> **Recorded data**
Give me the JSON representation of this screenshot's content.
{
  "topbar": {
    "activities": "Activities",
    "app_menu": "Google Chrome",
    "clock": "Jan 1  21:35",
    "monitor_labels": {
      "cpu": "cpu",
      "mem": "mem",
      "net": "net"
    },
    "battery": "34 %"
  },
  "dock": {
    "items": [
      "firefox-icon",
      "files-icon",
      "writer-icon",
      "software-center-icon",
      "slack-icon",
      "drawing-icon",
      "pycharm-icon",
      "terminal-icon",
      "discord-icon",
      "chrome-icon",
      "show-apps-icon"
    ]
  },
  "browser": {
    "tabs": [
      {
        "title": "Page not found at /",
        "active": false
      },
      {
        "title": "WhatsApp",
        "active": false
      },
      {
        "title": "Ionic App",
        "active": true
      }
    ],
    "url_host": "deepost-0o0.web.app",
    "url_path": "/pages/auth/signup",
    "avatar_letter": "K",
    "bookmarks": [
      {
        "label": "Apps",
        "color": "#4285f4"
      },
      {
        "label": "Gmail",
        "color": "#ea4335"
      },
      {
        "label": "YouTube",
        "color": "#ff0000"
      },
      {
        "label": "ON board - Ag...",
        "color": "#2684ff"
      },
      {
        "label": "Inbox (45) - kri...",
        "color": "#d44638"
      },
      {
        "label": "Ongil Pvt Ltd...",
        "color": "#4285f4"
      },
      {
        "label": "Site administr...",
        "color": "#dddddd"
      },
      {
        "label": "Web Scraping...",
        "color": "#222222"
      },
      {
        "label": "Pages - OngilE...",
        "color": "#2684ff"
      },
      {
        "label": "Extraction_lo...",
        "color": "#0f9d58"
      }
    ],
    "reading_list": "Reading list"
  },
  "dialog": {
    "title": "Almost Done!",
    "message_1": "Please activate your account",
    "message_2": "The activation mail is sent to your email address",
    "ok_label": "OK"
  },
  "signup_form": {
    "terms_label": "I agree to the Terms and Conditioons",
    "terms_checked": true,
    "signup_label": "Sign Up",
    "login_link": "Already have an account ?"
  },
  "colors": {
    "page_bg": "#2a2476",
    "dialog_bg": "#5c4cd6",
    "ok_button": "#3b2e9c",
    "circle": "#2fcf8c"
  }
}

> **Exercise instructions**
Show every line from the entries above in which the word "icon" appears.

> **Output for this task**
      "firefox-icon",
      "files-icon",
      "writer-icon",
      "software-center-icon",
      "slack-icon",
      "drawing-icon",
      "pycharm-icon",
      "terminal-icon",
      "discord-icon",
      "chrome-icon",
      "show-apps-icon"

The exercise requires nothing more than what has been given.